Book Review: WATERCRESS

Author: Andrea Wang | Illustrator: Jason Chin

Disclaimer: I am not an expert in the technical aspects of this book. The experts are the book creators. My reviews are my opinions.

Have you ever been ashamed of your heritage?

WATERCRESS, which tackles this conflict, is one of my favorite picture books. Author Andrea Wang is a master wordsmith. Her poetic language, alliteration, sensory words, and similes captivated me in this heart-wrenching book about a young girl who shunned her Chinese heritage to assimilate to the “American way,” that is, until she learned about her family’s tragic past.

The text coupled with stunning and emotion-dripping illustrations by Jason Chin will transport you from Ohio to China and back smoothly and effortlessly. For example, corn stalks transitioned to bamboo shoots from one page to the next.

This book will resonate with many people whether or not their parents are immigrants. Although I’ve never been ashamed of my West Indian heritage, I don’t want to stick out like a sore thumb. Therefore, I don’t share all of who I am with everyone. This is fine, as long as it’s for the right reasons.

People of color in this country, born here or elsewhere, likely code switch or hide parts of themselves to make others comfortable. Books like WATERCRESS are tools parents can use to begin that dialogue with their children to help break these unfortunate cycles.

Technical Notes

Theme: Appreciation of heritage

Tense: Present tense (1st person)

External Journey: Being accepted by American society

Internal Journey: Accepting her Chinese heritage

Story Arc: Rags to riches

Story Structure: Classic plot. She rejects her family’s values three times by the story’s climax.

Story Start | End: Begins with a scene where the main character is physically in a car with her family but is not present. In the end, she is no longer aloof and engages with her family.

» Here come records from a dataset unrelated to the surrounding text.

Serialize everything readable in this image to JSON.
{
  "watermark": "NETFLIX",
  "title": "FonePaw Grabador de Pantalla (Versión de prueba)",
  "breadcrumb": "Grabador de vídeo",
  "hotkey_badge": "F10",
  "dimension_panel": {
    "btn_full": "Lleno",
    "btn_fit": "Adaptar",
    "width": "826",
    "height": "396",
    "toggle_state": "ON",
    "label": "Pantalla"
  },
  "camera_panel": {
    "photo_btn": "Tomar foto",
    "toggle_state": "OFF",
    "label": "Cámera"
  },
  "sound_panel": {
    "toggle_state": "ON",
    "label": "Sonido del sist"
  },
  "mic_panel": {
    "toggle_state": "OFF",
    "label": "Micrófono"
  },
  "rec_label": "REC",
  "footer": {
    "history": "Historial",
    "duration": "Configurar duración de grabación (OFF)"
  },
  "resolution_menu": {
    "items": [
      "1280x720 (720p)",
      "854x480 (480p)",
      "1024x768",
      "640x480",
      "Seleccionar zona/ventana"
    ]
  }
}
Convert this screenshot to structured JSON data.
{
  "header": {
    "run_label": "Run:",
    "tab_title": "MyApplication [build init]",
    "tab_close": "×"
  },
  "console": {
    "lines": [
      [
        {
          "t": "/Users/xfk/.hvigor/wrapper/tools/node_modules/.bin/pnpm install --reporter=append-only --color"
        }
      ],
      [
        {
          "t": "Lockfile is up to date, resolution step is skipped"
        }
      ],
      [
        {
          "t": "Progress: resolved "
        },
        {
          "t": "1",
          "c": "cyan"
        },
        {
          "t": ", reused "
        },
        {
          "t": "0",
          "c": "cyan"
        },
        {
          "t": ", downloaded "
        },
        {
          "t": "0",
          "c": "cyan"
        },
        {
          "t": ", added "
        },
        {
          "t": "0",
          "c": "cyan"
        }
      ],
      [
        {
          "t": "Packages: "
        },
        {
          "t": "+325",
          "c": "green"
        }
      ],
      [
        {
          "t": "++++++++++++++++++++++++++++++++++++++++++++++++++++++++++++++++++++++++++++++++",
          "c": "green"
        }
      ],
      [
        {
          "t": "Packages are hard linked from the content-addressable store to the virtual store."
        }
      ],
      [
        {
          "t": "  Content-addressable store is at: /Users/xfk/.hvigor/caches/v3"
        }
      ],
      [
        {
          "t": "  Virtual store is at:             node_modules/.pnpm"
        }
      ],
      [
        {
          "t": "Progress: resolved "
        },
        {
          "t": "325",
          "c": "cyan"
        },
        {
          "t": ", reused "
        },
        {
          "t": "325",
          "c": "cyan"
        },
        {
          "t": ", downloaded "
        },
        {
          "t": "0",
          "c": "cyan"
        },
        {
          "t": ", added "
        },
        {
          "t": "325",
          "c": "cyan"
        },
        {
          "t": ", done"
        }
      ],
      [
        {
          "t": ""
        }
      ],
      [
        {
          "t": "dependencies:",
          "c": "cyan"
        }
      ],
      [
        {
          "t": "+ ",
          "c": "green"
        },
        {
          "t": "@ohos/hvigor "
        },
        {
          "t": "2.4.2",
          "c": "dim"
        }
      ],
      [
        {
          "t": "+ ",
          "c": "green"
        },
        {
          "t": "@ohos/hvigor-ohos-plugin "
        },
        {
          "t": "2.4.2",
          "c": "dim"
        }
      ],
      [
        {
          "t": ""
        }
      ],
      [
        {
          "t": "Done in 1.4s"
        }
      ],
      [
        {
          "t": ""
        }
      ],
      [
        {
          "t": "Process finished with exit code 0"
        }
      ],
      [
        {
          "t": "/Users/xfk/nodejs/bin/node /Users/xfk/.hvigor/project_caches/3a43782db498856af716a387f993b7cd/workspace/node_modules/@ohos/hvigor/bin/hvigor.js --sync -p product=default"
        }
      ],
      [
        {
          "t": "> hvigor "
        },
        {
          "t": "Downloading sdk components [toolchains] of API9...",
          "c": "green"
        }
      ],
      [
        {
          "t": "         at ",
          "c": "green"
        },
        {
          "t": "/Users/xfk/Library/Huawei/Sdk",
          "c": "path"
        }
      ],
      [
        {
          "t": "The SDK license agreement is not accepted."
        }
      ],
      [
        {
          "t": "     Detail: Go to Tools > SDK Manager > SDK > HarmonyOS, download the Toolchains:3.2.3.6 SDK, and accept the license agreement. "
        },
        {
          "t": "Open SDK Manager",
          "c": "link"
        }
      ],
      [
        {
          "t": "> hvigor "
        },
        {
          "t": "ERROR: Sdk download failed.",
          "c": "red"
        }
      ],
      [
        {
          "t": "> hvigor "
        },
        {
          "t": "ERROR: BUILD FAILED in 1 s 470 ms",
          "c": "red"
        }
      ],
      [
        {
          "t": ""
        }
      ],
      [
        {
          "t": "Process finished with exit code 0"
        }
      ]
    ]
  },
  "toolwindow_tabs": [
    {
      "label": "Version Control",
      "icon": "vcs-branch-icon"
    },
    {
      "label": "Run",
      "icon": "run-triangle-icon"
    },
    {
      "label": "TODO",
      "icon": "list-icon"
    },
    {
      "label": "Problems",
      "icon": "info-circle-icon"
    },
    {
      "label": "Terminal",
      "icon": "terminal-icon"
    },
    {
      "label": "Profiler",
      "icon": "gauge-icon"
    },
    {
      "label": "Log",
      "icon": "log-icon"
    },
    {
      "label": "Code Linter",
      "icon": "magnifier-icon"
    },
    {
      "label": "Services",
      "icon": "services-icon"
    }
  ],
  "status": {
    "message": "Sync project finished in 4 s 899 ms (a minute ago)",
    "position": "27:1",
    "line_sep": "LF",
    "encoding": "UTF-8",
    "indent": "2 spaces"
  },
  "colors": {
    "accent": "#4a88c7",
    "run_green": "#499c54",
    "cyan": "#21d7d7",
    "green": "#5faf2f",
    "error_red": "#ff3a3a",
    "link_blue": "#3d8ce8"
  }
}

Plot type: Discovery. Eventually, the MC learns something and changes her outlook.

Pacing: Slows for flashbacks of China.

Dialogue: Sparse dialogue used to convey emotion: excitement and pain.

Illustration: The lighting reflects emotions and the illustration is used as a tool to explain the family’s tragedy without spelling it out.

 

Published by gpbellbooks

Picture Book Author

Leave a Reply

Fill in your details below or click an icon to log in:

WordPress.com Logo

You are commenting using your WordPress.com account. Log Out /  Change )

Google photo

You are commenting using your Google account. Log Out /  Change )

Twitter picture

You are commenting using your Twitter account. Log Out /  Change )

Facebook photo

You are commenting using your Facebook account. Log Out /  Change )

Connecting to %s

%d bloggers like this: